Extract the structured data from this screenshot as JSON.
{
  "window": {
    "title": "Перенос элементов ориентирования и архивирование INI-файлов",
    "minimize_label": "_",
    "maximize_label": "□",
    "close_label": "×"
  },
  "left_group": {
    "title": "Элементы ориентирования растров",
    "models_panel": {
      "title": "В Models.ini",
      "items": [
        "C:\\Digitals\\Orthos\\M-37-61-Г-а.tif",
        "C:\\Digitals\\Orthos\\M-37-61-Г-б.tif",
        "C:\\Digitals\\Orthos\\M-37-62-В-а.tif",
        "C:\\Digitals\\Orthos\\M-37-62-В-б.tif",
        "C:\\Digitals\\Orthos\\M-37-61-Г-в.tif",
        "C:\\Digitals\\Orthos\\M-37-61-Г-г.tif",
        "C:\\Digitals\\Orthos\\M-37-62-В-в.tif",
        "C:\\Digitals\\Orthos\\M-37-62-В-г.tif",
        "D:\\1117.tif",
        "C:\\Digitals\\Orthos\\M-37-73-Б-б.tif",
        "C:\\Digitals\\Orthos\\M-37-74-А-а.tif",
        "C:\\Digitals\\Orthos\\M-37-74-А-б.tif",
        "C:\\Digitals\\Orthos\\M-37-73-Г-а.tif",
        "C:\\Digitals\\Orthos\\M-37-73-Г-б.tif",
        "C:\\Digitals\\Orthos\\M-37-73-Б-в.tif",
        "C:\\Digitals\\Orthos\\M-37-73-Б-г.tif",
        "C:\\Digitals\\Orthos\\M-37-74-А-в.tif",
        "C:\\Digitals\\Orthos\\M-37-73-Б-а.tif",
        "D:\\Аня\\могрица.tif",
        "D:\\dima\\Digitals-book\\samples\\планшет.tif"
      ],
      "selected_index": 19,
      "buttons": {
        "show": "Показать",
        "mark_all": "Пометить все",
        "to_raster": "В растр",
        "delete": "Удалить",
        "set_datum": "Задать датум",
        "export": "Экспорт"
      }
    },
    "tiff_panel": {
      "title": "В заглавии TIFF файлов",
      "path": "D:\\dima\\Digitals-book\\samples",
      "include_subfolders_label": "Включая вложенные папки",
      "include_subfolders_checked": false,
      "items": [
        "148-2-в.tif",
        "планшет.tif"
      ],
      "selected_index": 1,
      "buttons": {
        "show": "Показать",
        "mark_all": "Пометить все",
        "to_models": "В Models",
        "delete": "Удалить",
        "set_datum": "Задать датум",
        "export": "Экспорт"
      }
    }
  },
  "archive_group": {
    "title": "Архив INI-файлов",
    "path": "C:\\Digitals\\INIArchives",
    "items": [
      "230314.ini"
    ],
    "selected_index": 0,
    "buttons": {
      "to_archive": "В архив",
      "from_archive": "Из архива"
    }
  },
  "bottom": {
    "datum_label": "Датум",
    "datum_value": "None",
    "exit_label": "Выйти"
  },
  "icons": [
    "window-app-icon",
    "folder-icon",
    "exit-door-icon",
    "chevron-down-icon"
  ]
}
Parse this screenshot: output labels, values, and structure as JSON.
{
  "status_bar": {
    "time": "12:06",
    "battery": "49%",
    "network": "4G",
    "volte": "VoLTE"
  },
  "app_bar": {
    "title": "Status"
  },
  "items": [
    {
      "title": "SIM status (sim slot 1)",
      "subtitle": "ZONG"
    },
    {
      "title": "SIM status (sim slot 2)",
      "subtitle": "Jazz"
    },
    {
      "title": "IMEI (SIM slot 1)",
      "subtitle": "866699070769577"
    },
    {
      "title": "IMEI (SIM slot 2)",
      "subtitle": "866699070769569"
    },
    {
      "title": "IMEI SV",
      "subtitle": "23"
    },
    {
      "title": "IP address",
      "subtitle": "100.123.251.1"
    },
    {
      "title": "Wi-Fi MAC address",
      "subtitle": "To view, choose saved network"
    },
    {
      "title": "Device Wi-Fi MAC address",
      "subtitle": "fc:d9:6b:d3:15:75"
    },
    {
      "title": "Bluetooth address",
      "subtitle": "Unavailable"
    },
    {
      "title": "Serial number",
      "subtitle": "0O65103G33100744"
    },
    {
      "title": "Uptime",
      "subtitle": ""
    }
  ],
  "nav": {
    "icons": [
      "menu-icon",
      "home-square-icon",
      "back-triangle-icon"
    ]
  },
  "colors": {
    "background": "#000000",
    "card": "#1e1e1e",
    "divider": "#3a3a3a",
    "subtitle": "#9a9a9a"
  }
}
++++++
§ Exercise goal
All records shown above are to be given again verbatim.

§ Answer section
Extract the structured data from this screenshot as JSON.
{
  "window": {
    "title": "Перенос элементов ориентирования и архивирование INI-файлов",
    "minimize_label": "_",
    "maximize_label": "□",
    "close_label": "×"
  },
  "left_group": {
    "title": "Элементы ориентирования растров",
    "models_panel": {
      "title": "В Models.ini",
      "items": [
        "C:\\Digitals\\Orthos\\M-37-61-Г-а.tif",
        "C:\\Digitals\\Orthos\\M-37-61-Г-б.tif",
        "C:\\Digitals\\Orthos\\M-37-62-В-а.tif",
        "C:\\Digitals\\Orthos\\M-37-62-В-б.tif",
        "C:\\Digitals\\Orthos\\M-37-61-Г-в.tif",
        "C:\\Digitals\\Orthos\\M-37-61-Г-г.tif",
        "C:\\Digitals\\Orthos\\M-37-62-В-в.tif",
        "C:\\Digitals\\Orthos\\M-37-62-В-г.tif",
        "D:\\1117.tif",
        "C:\\Digitals\\Orthos\\M-37-73-Б-б.tif",
        "C:\\Digitals\\Orthos\\M-37-74-А-а.tif",
        "C:\\Digitals\\Orthos\\M-37-74-А-б.tif",
        "C:\\Digitals\\Orthos\\M-37-73-Г-а.tif",
        "C:\\Digitals\\Orthos\\M-37-73-Г-б.tif",
        "C:\\Digitals\\Orthos\\M-37-73-Б-в.tif",
        "C:\\Digitals\\Orthos\\M-37-73-Б-г.tif",
        "C:\\Digitals\\Orthos\\M-37-74-А-в.tif",
        "C:\\Digitals\\Orthos\\M-37-73-Б-а.tif",
        "D:\\Аня\\могрица.tif",
        "D:\\dima\\Digitals-book\\samples\\планшет.tif"
      ],
      "selected_index": 19,
      "buttons": {
        "show": "Показать",
        "mark_all": "Пометить все",
        "to_raster": "В растр",
        "delete": "Удалить",
        "set_datum": "Задать датум",
        "export": "Экспорт"
      }
    },
    "tiff_panel": {
      "title": "В заглавии TIFF файлов",
      "path": "D:\\dima\\Digitals-book\\samples",
      "include_subfolders_label": "Включая вложенные папки",
      "include_subfolders_checked": false,
      "items": [
        "148-2-в.tif",
        "планшет.tif"
      ],
      "selected_index": 1,
      "buttons": {
        "show": "Показать",
        "mark_all": "Пометить все",
        "to_models": "В Models",
        "delete": "Удалить",
        "set_datum": "Задать датум",
        "export": "Экспорт"
      }
    }
  },
  "archive_group": {
    "title": "Архив INI-файлов",
    "path": "C:\\Digitals\\INIArchives",
    "items": [
      "230314.ini"
    ],
    "selected_index": 0,
    "buttons": {
      "to_archive": "В архив",
      "from_archive": "Из архива"
    }
  },
  "bottom": {
    "datum_label": "Датум",
    "datum_value": "None",
    "exit_label": "Выйти"
  },
  "icons": [
    "window-app-icon",
    "folder-icon",
    "exit-door-icon",
    "chevron-down-icon"
  ]
}
Parse this screenshot: output labels, values, and structure as JSON.
{
  "status_bar": {
    "time": "12:06",
    "battery": "49%",
    "network": "4G",
    "volte": "VoLTE"
  },
  "app_bar": {
    "title": "Status"
  },
  "items": [
    {
      "title": "SIM status (sim slot 1)",
      "subtitle": "ZONG"
    },
    {
      "title": "SIM status (sim slot 2)",
      "subtitle": "Jazz"
    },
    {
      "title": "IMEI (SIM slot 1)",
      "subtitle": "866699070769577"
    },
    {
      "title": "IMEI (SIM slot 2)",
      "subtitle": "866699070769569"
    },
    {
      "title": "IMEI SV",
      "subtitle": "23"
    },
    {
      "title": "IP address",
      "subtitle": "100.123.251.1"
    },
    {
      "title": "Wi-Fi MAC address",
      "subtitle": "To view, choose saved network"
    },
    {
      "title": "Device Wi-Fi MAC address",
      "subtitle": "fc:d9:6b:d3:15:75"
    },
    {
      "title": "Bluetooth address",
      "subtitle": "Unavailable"
    },
    {
      "title": "Serial number",
      "subtitle": "0O65103G33100744"
    },
    {
      "title": "Uptime",
      "subtitle": ""
    }
  ],
  "nav": {
    "icons": [
      "menu-icon",
      "home-square-icon",
      "back-triangle-icon"
    ]
  },
  "colors": {
    "background": "#000000",
    "card": "#1e1e1e",
    "divider": "#3a3a3a",
    "subtitle": "#9a9a9a"
  }
}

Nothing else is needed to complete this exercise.